(Records from a collection)
-*-

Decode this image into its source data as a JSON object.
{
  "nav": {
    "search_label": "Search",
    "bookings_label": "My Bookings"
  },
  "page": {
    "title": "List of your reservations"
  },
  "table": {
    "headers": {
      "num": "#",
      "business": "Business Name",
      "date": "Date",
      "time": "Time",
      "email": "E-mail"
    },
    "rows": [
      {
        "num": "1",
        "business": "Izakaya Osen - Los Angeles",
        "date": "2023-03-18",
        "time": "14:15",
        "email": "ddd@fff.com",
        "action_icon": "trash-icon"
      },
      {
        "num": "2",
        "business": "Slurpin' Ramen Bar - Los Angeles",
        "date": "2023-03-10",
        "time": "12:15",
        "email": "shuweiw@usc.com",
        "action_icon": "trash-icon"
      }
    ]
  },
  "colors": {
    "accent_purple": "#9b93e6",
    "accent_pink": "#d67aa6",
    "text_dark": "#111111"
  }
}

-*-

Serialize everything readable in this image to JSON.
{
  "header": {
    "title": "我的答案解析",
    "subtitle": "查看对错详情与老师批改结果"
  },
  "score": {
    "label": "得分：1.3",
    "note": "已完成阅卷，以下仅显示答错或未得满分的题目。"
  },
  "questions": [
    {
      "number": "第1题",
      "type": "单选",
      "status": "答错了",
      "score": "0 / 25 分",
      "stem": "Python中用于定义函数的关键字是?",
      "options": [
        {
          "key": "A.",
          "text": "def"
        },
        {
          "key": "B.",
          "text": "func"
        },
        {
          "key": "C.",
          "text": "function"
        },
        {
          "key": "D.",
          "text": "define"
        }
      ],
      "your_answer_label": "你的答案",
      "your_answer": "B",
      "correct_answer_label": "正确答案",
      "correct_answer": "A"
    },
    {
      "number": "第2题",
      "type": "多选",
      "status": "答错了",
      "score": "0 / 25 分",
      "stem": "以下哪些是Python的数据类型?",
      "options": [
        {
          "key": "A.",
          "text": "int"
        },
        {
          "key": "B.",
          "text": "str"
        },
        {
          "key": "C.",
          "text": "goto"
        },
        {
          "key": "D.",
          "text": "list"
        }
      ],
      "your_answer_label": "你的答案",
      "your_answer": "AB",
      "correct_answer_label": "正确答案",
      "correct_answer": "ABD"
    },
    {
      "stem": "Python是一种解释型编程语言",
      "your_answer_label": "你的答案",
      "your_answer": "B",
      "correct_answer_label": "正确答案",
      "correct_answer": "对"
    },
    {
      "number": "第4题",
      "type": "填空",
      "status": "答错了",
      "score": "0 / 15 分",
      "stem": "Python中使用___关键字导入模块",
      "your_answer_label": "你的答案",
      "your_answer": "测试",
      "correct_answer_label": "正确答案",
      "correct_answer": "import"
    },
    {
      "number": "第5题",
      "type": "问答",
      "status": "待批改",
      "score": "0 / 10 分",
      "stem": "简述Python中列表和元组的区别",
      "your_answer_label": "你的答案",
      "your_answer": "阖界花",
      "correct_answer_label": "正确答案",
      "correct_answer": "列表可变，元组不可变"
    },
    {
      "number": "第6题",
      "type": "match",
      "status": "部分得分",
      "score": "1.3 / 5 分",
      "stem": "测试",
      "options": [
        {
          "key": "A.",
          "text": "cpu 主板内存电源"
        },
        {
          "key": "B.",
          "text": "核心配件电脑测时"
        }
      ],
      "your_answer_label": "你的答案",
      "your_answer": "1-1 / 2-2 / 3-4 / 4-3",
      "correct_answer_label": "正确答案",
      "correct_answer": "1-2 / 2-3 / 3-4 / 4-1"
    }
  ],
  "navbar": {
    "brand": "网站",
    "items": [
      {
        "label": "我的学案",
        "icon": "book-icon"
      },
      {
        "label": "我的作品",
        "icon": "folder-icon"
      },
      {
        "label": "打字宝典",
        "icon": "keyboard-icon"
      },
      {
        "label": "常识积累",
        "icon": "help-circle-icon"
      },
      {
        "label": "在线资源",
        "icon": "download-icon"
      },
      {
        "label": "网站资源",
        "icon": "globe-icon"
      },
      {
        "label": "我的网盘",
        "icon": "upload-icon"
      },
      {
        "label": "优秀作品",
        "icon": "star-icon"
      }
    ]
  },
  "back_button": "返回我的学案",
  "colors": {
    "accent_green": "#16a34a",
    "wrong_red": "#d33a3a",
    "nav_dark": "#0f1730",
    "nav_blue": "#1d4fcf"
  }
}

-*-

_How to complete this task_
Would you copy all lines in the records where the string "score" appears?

_Exercise result_
  "score": {
      "score": "0 / 25 分",
      "score": "0 / 25 分",
      "score": "0 / 15 分",
      "score": "0 / 10 分",
      "score": "1.3 / 5 分",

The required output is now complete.